Exercise objective:
Copy out all of the entries, keeping every word the same.

Dataset items:
--------------------

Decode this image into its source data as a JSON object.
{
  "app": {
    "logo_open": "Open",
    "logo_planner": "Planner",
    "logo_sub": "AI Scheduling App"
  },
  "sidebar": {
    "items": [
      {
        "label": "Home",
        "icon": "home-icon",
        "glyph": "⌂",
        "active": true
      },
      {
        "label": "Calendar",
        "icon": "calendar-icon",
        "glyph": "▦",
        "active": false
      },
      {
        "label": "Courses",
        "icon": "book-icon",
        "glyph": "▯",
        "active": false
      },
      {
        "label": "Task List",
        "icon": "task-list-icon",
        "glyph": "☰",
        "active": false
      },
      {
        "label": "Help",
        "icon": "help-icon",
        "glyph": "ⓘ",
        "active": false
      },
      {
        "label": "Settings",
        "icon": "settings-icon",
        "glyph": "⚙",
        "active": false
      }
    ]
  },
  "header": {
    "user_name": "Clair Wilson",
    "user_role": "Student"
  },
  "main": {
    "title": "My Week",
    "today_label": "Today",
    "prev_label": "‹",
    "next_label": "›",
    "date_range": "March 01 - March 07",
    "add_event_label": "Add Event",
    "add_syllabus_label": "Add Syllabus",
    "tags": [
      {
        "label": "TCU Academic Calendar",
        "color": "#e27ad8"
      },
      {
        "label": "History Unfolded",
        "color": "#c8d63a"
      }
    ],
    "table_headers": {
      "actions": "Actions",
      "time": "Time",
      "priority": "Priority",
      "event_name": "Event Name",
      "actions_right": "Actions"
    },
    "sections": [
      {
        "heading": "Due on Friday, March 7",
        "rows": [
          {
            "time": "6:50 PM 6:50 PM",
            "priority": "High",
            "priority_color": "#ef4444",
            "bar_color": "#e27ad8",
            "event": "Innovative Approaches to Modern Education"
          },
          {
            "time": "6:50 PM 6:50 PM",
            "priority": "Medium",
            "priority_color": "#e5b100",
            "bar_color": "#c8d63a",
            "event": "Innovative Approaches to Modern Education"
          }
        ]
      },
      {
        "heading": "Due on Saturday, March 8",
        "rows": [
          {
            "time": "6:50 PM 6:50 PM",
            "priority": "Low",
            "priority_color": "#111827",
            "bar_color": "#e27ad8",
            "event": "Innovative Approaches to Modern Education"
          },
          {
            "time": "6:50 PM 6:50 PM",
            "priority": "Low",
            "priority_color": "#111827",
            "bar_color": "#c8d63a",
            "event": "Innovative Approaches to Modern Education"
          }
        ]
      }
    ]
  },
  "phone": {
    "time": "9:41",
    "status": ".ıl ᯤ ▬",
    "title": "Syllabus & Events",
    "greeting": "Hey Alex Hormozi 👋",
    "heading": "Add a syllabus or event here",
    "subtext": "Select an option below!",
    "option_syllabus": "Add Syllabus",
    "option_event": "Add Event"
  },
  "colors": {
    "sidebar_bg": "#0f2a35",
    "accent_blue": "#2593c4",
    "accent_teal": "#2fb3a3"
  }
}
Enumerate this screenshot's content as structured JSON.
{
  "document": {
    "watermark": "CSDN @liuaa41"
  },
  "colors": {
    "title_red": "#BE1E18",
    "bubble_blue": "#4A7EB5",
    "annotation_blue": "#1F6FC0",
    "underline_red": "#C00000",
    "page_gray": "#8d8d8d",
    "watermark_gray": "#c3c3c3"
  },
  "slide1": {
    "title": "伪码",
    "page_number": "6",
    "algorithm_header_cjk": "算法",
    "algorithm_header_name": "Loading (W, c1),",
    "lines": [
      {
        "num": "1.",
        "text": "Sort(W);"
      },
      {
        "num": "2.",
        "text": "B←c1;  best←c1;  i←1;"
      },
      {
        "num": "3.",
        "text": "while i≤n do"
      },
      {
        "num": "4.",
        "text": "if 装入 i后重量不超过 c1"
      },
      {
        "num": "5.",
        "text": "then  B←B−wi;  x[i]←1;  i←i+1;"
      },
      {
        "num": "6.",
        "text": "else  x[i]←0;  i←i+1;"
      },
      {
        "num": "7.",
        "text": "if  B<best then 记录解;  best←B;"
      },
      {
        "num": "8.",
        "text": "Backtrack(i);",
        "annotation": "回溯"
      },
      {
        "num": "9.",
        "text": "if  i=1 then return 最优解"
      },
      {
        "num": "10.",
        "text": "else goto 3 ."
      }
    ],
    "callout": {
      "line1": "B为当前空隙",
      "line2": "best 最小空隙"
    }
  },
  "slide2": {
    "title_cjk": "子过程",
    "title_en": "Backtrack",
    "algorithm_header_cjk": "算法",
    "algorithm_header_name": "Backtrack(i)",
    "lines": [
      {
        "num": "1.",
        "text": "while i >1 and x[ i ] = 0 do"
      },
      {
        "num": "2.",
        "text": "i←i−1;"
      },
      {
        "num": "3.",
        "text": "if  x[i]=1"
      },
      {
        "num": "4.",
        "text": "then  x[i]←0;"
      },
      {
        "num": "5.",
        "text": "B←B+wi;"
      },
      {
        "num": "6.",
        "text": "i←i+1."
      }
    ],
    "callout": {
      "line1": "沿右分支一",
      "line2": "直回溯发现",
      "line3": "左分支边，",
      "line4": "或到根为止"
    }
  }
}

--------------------

Exercise solution:
Decode this image into its source data as a JSON object.
{
  "app": {
    "logo_open": "Open",
    "logo_planner": "Planner",
    "logo_sub": "AI Scheduling App"
  },
  "sidebar": {
    "items": [
      {
        "label": "Home",
        "icon": "home-icon",
        "glyph": "⌂",
        "active": true
      },
      {
        "label": "Calendar",
        "icon": "calendar-icon",
        "glyph": "▦",
        "active": false
      },
      {
        "label": "Courses",
        "icon": "book-icon",
        "glyph": "▯",
        "active": false
      },
      {
        "label": "Task List",
        "icon": "task-list-icon",
        "glyph": "☰",
        "active": false
      },
      {
        "label": "Help",
        "icon": "help-icon",
        "glyph": "ⓘ",
        "active": false
      },
      {
        "label": "Settings",
        "icon": "settings-icon",
        "glyph": "⚙",
        "active": false
      }
    ]
  },
  "header": {
    "user_name": "Clair Wilson",
    "user_role": "Student"
  },
  "main": {
    "title": "My Week",
    "today_label": "Today",
    "prev_label": "‹",
    "next_label": "›",
    "date_range": "March 01 - March 07",
    "add_event_label": "Add Event",
    "add_syllabus_label": "Add Syllabus",
    "tags": [
      {
        "label": "TCU Academic Calendar",
        "color": "#e27ad8"
      },
      {
        "label": "History Unfolded",
        "color": "#c8d63a"
      }
    ],
    "table_headers": {
      "actions": "Actions",
      "time": "Time",
      "priority": "Priority",
      "event_name": "Event Name",
      "actions_right": "Actions"
    },
    "sections": [
      {
        "heading": "Due on Friday, March 7",
        "rows": [
          {
            "time": "6:50 PM 6:50 PM",
            "priority": "High",
            "priority_color": "#ef4444",
            "bar_color": "#e27ad8",
            "event": "Innovative Approaches to Modern Education"
          },
          {
            "time": "6:50 PM 6:50 PM",
            "priority": "Medium",
            "priority_color": "#e5b100",
            "bar_color": "#c8d63a",
            "event": "Innovative Approaches to Modern Education"
          }
        ]
      },
      {
        "heading": "Due on Saturday, March 8",
        "rows": [
          {
            "time": "6:50 PM 6:50 PM",
            "priority": "Low",
            "priority_color": "#111827",
            "bar_color": "#e27ad8",
            "event": "Innovative Approaches to Modern Education"
          },
          {
            "time": "6:50 PM 6:50 PM",
            "priority": "Low",
            "priority_color": "#111827",
            "bar_color": "#c8d63a",
            "event": "Innovative Approaches to Modern Education"
          }
        ]
      }
    ]
  },
  "phone": {
    "time": "9:41",
    "status": ".ıl ᯤ ▬",
    "title": "Syllabus & Events",
    "greeting": "Hey Alex Hormozi 👋",
    "heading": "Add a syllabus or event here",
    "subtext": "Select an option below!",
    "option_syllabus": "Add Syllabus",
    "option_event": "Add Event"
  },
  "colors": {
    "sidebar_bg": "#0f2a35",
    "accent_blue": "#2593c4",
    "accent_teal": "#2fb3a3"
  }
}
Enumerate this screenshot's content as structured JSON.
{
  "document": {
    "watermark": "CSDN @liuaa41"
  },
  "colors": {
    "title_red": "#BE1E18",
    "bubble_blue": "#4A7EB5",
    "annotation_blue": "#1F6FC0",
    "underline_red": "#C00000",
    "page_gray": "#8d8d8d",
    "watermark_gray": "#c3c3c3"
  },
  "slide1": {
    "title": "伪码",
    "page_number": "6",
    "algorithm_header_cjk": "算法",
    "algorithm_header_name": "Loading (W, c1),",
    "lines": [
      {
        "num": "1.",
        "text": "Sort(W);"
      },
      {
        "num": "2.",
        "text": "B←c1;  best←c1;  i←1;"
      },
      {
        "num": "3.",
        "text": "while i≤n do"
      },
      {
        "num": "4.",
        "text": "if 装入 i后重量不超过 c1"
      },
      {
        "num": "5.",
        "text": "then  B←B−wi;  x[i]←1;  i←i+1;"
      },
      {
        "num": "6.",
        "text": "else  x[i]←0;  i←i+1;"
      },
      {
        "num": "7.",
        "text": "if  B<best then 记录解;  best←B;"
      },
      {
        "num": "8.",
        "text": "Backtrack(i);",
        "annotation": "回溯"
      },
      {
        "num": "9.",
        "text": "if  i=1 then return 最优解"
      },
      {
        "num": "10.",
        "text": "else goto 3 ."
      }
    ],
    "callout": {
      "line1": "B为当前空隙",
      "line2": "best 最小空隙"
    }
  },
  "slide2": {
    "title_cjk": "子过程",
    "title_en": "Backtrack",
    "algorithm_header_cjk": "算法",
    "algorithm_header_name": "Backtrack(i)",
    "lines": [
      {
        "num": "1.",
        "text": "while i >1 and x[ i ] = 0 do"
      },
      {
        "num": "2.",
        "text": "i←i−1;"
      },
      {
        "num": "3.",
        "text": "if  x[i]=1"
      },
      {
        "num": "4.",
        "text": "then  x[i]←0;"
      },
      {
        "num": "5.",
        "text": "B←B+wi;"
      },
      {
        "num": "6.",
        "text": "i←i+1."
      }
    ],
    "callout": {
      "line1": "沿右分支一",
      "line2": "直回溯发现",
      "line3": "左分支边，",
      "line4": "或到根为止"
    }
  }
}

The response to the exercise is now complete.